13) I moped about for a really long time. But every time I thought back to Leo—about how he continued on despite his difficulties—I realized I owed it to him and to all the children who could potentially find comfort from his story, to not give up. I returned my attentions to pursuing a traditional agreement, when I stumbled across an article on hybrid publishing.
14) The dark nimbi parted! I put everything on hold and sent my query to a handful of selective publishers and was quickly invited to consider publication with Greenleaf Bookgroup after their review. After heavy deliberation, I signed a contract with them and was back to work; only the work, for the first time in my life, felt like work worth doing!
15) But editing and writing are not one in the same. I did not enjoy the editing process. It's caging. It's not free or liberating like writing is, in a Picasso sort of way, but it's technically demanding and mildly maddening, like trying to perfectly replicate a Seurat. Your imagination is weirdly compared to the imaginations of others. You'll be made to adjust things that will completely twist the story you had in your head because it reminds your editor of something you've never even read. (I suppose this is why so many in the industry insist that reading everything you can in your genre is a golden rule for aspiring authors, but, at the same time, if I had, Leo's world would have likely never existed!)
16) But having a contract and a wonderful team to help polish my work was not the end of my publication storm. I was not content with having a simple "designed" cover, which had been offered with my agreement. I wanted the cover to be something that my eleven-year-old-self would have picked-up with zest! It needed to be fun and dark and intriguing! I had to find an illustrator! (And if you know any illustrators personally, you may better know that they all live in some bizarre unreachable realm of time and space!)
17) The clock ticked and I came up short. I stared at my computer screen with an unbearable sense of doom. I had never drawn on the computer before and I knew that classical oil painting would do me no good. I wasn't trained in Photoshop...I had never used a pen tablet! Yet, there I was.
18) So I battled the Can't-do-ums in my head and simply got to it. I completed the jacket art and fifteen—fifteen chapter illustrations all out of a hotel room, under so much mental strain that I'm still not sure how I didn't just blow up!
19) Then came the need for the case design, cover copy, proof alterations, a logo, a website, and some sort of social media presence...so I shouted a bit more and got to work again.

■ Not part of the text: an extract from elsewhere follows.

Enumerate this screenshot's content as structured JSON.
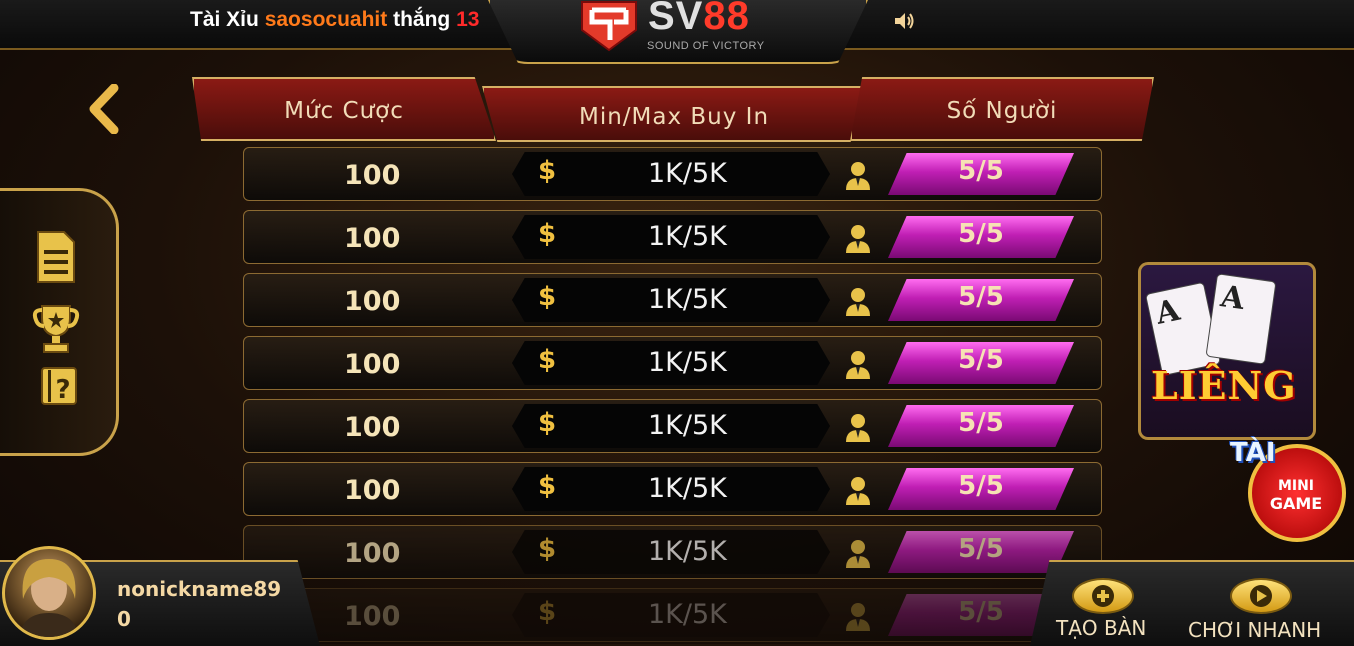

20) And now, I'm on to outreach and marketing and creating a full-blown academic site to try to help make life a little easier for teachers to get this book to the kids who need it, and am, in short, "BEZAUSTED!" (which means "beyond exhausted" for those of you who are not up to date with 2113 lingo!). But the book is done. The story that feel into my head seven years ago is out. And Leo Gray and his friends are all here for you now, whenever you wish—and that's more than I could have ever dreamed of.
To the moon,